Southern Spotlight: I Believe In The Future of Agriculture

James Banahan

James Banahan

Man oh man.  It is February. We’ve got crappy weather.  We’ve got depressed corn prices.

But this week is National FFA Week which is a beacon in the winter for us growers.  Like many of you, I grew up with FFA in my blood and during these dreary February days, the FFA Creed gives me perspective and encouragement and reminds me that all is well.

I believe…in the promise of better days through better ways, even as the better things we now enjoy have come to us from the struggles of former years.

February is a time to remember, to reflect on our past struggles and set plans to avoid encountering such struggles again in the future.  February is a time to read, to think, to tinker, and to fix.  With spring planting less than 60 days away, now is the time to imagine what this season might be and plot your course there.

I believe that to live and work on a good farm, or to be engaged in other agricultural pursuits, is pleasant as well as challenging, for I know the joys and discomforts of agricultural life and hold an inborn fondness for those associations which, even in hours of discouragement, I cannot deny.
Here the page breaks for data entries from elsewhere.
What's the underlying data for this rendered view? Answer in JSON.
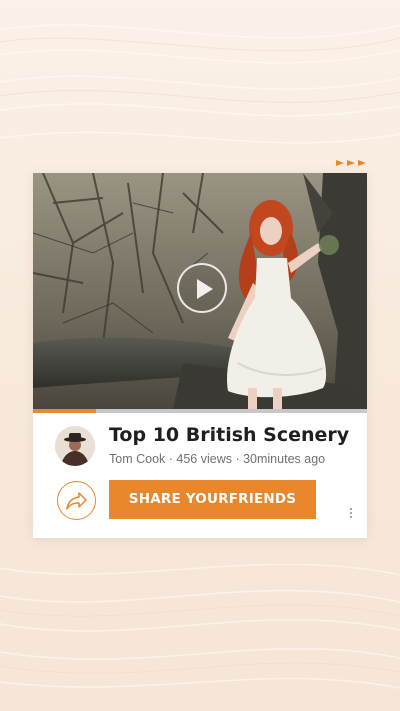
{
  "video": {
    "title": "Top 10 British Scenery",
    "author": "Tom Cook",
    "views": "456 views",
    "age": "30minutes ago",
    "progress_fraction": 0.19
  },
  "meta_separator": " · ",
  "actions": {
    "share_label": "SHARE YOURFRIENDS"
  },
  "icons": {
    "play": "play-icon",
    "share": "share-arrow-icon",
    "more": "more-vertical-icon",
    "arrows": "triple-arrow-icon"
  },
  "colors": {
    "accent": "#e8872c",
    "background": "#f8eadd",
    "title_text": "#1f1f1f",
    "meta_text": "#707070"
  }
}
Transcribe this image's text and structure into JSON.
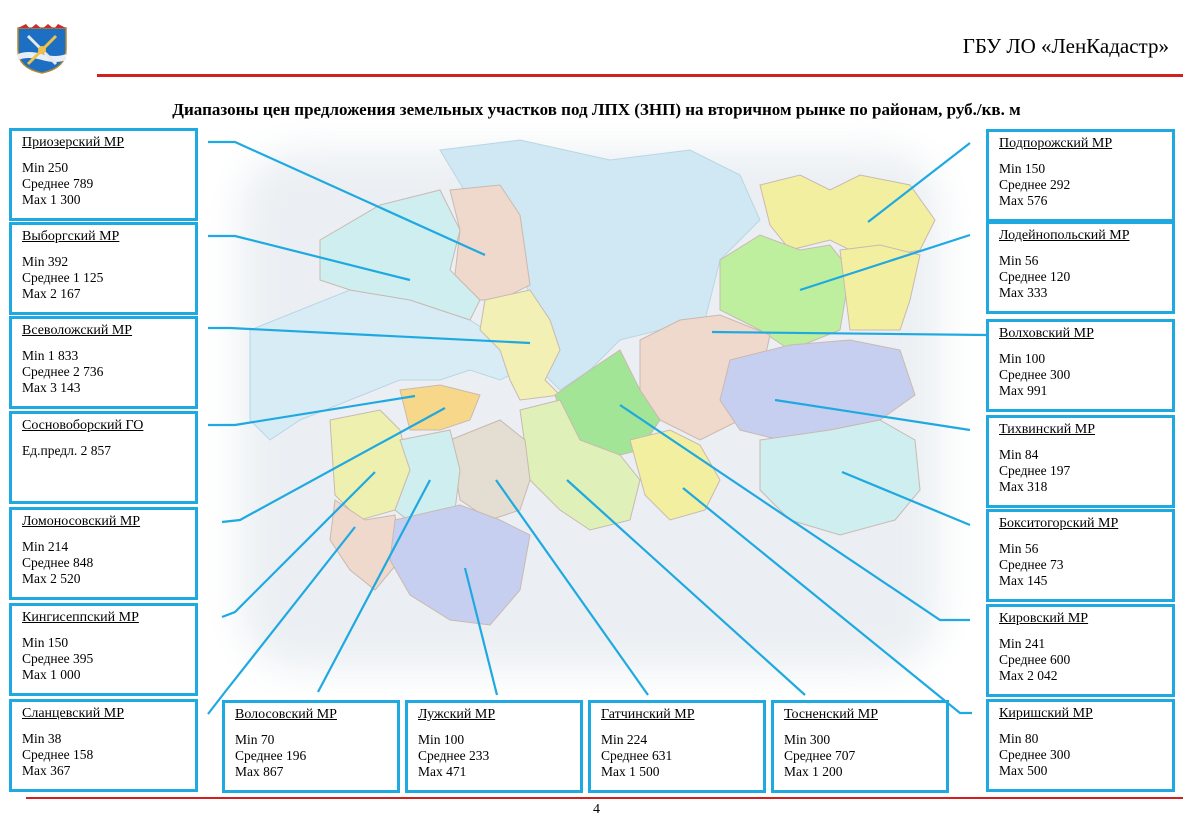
{
  "header": {
    "organization": "ГБУ ЛО «ЛенКадастр»"
  },
  "title": "Диапазоны цен предложения земельных участков под ЛПХ (ЗНП) на вторичном рынке по районам, руб./кв. м",
  "page_number": "4",
  "colors": {
    "accent_red": "#d21f1f",
    "frame_blue": "#1fa9e1",
    "water": "#cfe8f3"
  },
  "districts": [
    {
      "name": "Приозерский МР",
      "lines": [
        "Min 250",
        "Среднее 789",
        "Max 1 300"
      ]
    },
    {
      "name": "Выборгский МР",
      "lines": [
        "Min 392",
        "Среднее 1 125",
        "Max 2 167"
      ]
    },
    {
      "name": "Всеволожский МР",
      "lines": [
        "Min 1 833",
        "Среднее 2 736",
        "Max 3 143"
      ]
    },
    {
      "name": "Сосновоборский ГО",
      "lines": [
        "Ед.предл. 2 857"
      ]
    },
    {
      "name": "Ломоносовский МР",
      "lines": [
        "Min 214",
        "Среднее 848",
        "Max 2 520"
      ]
    },
    {
      "name": "Кингисеппский МР",
      "lines": [
        "Min 150",
        "Среднее 395",
        "Max 1 000"
      ]
    },
    {
      "name": "Сланцевский МР",
      "lines": [
        "Min 38",
        "Среднее 158",
        "Max 367"
      ]
    },
    {
      "name": "Волосовский МР",
      "lines": [
        "Min 70",
        "Среднее 196",
        "Max 867"
      ]
    },
    {
      "name": "Лужский МР",
      "lines": [
        "Min 100",
        "Среднее 233",
        "Max 471"
      ]
    },
    {
      "name": "Гатчинский МР",
      "lines": [
        "Min 224",
        "Среднее 631",
        "Max 1 500"
      ]
    },
    {
      "name": "Тосненский МР",
      "lines": [
        "Min 300",
        "Среднее 707",
        "Max 1 200"
      ]
    },
    {
      "name": "Подпорожский МР",
      "lines": [
        "Min 150",
        "Среднее 292",
        "Max 576"
      ]
    },
    {
      "name": "Лодейнопольский МР",
      "lines": [
        "Min 56",
        "Среднее 120",
        "Max 333"
      ]
    },
    {
      "name": "Волховский МР",
      "lines": [
        "Min 100",
        "Среднее 300",
        "Max 991"
      ]
    },
    {
      "name": "Тихвинский МР",
      "lines": [
        "Min 84",
        "Среднее 197",
        "Max 318"
      ]
    },
    {
      "name": "Бокситогорский МР",
      "lines": [
        "Min 56",
        "Среднее 73",
        "Max 145"
      ]
    },
    {
      "name": "Кировский МР",
      "lines": [
        "Min 241",
        "Среднее 600",
        "Max 2 042"
      ]
    },
    {
      "name": "Киришский МР",
      "lines": [
        "Min 80",
        "Среднее 300",
        "Max 500"
      ]
    }
  ]
}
We’re in this industry because we’re passionate about it.  It’s that passion that we need to draw on when the challenges start to overwhelm the pleasantness of our profession.  Sure it’s February now, but March is well on its way.
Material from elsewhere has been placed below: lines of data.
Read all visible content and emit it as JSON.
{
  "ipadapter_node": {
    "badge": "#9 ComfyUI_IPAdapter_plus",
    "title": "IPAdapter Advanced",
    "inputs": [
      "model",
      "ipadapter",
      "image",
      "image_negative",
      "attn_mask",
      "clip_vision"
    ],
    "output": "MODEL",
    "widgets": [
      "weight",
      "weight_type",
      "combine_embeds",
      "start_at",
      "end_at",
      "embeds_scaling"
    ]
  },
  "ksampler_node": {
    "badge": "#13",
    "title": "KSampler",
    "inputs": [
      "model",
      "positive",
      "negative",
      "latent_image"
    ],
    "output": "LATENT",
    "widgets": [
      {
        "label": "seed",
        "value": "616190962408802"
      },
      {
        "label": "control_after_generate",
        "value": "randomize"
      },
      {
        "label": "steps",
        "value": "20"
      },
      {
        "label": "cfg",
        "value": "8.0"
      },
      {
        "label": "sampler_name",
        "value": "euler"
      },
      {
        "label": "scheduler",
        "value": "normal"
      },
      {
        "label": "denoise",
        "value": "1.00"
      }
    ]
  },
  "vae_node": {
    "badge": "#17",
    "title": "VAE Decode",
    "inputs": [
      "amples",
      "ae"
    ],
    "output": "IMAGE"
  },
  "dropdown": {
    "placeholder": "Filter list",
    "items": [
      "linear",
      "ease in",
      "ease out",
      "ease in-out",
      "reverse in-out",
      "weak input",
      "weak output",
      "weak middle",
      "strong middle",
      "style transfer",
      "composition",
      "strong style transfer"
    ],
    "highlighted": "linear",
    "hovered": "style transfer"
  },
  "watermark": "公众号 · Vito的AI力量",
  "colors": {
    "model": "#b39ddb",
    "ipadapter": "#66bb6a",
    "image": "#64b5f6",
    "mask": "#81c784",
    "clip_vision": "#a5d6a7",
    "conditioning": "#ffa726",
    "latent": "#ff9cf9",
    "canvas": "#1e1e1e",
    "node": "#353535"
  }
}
Which means that there’s a lot to look forward to, and even some good things happening right now.  Right now, calves are being born and with cattle at an all-time high, you might even catch yourself smiling among the muck and grossness.  Right now, we have new snow helping to replenish some much-needed sub-soil moisture.  Right now, corn prices even are at a five week high as I write.

I believe in my own ability to work efficiently and think clearly, with such knowledge and skill as I can secure, and in the ability of progressive agriculturists to serve our own and the public interest in producing and marketing the product of our toil.
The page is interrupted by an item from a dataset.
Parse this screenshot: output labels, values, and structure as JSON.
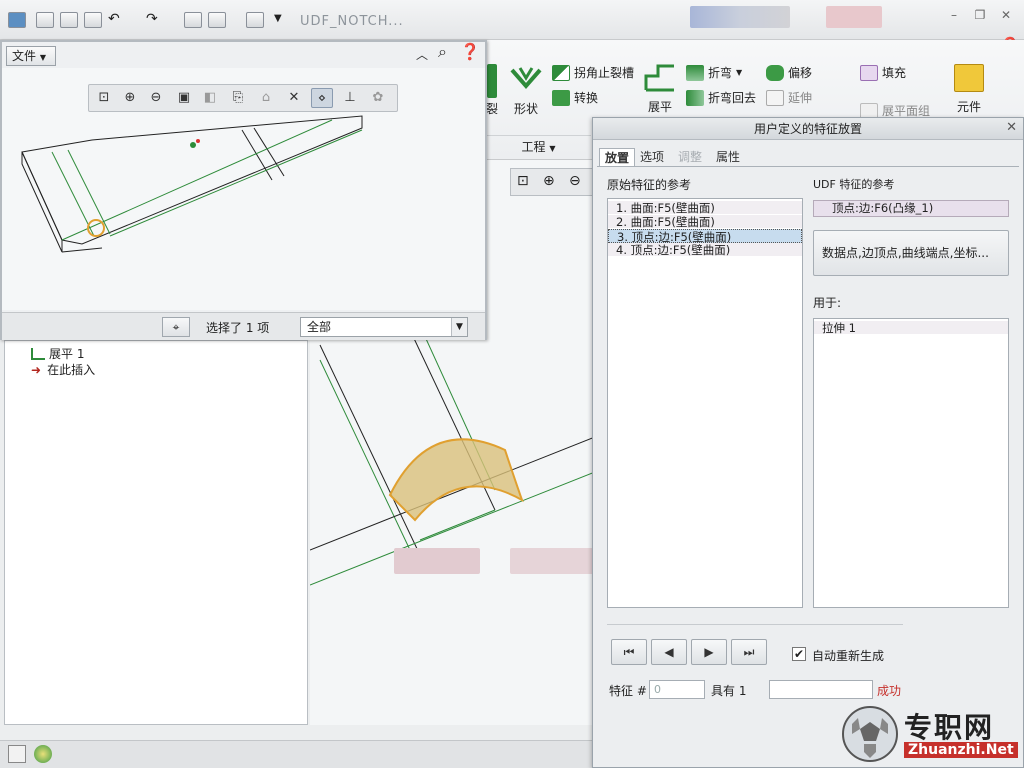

In these depths of winter, you might feel like hunkering down rather than going out, but even now—especially now—there is socializing to do, meetings to attend.  Grain marketing meetings are already underway, and though harvest might seem light years away, it isn’t: get out and learn some information that will help you lock in the best price this year.  In March, RD meetings will gear up.  Attend them.  Nearly three quarters of growers try at least one new thing with their operation every year: go out and find that thing that gets you jazzed and dreaming of the warm May sun.

Very soon, our world is going to be set on fire with activity: equipment preparation, field scouting, buying, fueling, fixing, planting.  Make use of this blessed calm before the storm to plot and plan, and even on the coldest of days, remind yourself that ours is an excellent profession and that you believe, wholeheartedly, in the future of agriculture.